The reported effect of race on the risk of recurrent disease in women diagnosed with DCIS varies according to different studies. In the study by Li et al., AA women had an increased risk of ipsilateral and contralateral invasive breast cancer when compared with CA patients, and the risk was mainly increased for higher-stage recurrence (stage II and III/IV).19 Gao et al. similarly showed that among women with localized invasive or in situ breast cancer, AA women had an increased risk of contralateral breast cancer compared with CA women.20 Consistent with our results, however, a study from the Connecticut registry found that AA women did not have an increased risk of a second in situ or invasive contralateral breast cancer as compared with other racial groups.21 The finding that in our population the rate of recurrence of DCIS is similar in both racial groups could be explained by the similar pathological features of the DCIS we observed in AA and CA women in addition to the similarity in the local treatment of DCIS in both groups. The rate of mastectomies, excisional biopsy, and radiation therapy was similar in AA and CA women. It is noteworthy that in our sample most women received their care in the same comprehensive cancer center.
We found in our study, however, that AA women recurred with invasive disease significantly earlier than CA women (58 ± 9 vs 32.8 ± 13 months). Moreover, the recurrence with invasive carcinoma in AA patients correlated with the original size of DCIS.
Death related to breast disease (because of recurrence with invasive carcinoma) is also similar in both groups within our population (6% AA vs 2% CA at 10 years). Overall survival, however, appears to be worse in AA patients (71% and 92% at 10 years, respectively; P = .003). Patients in the latter group died mainly of cardiovascular conditions. In fact, a previous study from the same medical center also showed that patients with invasive breast cancer treated at our medical center were more likely to have had a diagnosis of 1 or more comorbid conditions along with their breast cancer.22

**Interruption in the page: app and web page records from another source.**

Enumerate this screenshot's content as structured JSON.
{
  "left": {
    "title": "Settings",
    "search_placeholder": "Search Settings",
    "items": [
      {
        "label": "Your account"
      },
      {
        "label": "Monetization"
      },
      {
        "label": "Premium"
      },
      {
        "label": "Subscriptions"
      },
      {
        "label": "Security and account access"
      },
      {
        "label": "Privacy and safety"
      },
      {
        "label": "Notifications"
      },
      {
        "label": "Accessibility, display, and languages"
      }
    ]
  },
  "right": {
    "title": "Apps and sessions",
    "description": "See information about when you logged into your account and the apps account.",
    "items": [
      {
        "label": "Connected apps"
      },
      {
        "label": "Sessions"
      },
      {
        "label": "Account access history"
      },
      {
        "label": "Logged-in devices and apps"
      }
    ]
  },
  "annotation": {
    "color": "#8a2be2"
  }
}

Although the absolute number of patients in our study is small, it is the first to describe the features and outcome of DCIS in AA women and compare it with that of CA women. Further larger-scale studies are needed to confirm our findings and explain the higher age at presentation of AA women with DCIS. AA patients in our study recurred with invasive disease earlier than CA patients, and their recurrence was related to the original size of the DCIS. This finding raises the question of a more aggressive follow-up for AA patients after the diagnosis and treatment of DCIS, mainly in cases where the DCIS is large in size. Our study also shows that at least in our population, comorbidities (eg, cardiovascular diseases, diabetes, liver diseases) remain an important factor involved in the death of AA patients with breast diseases.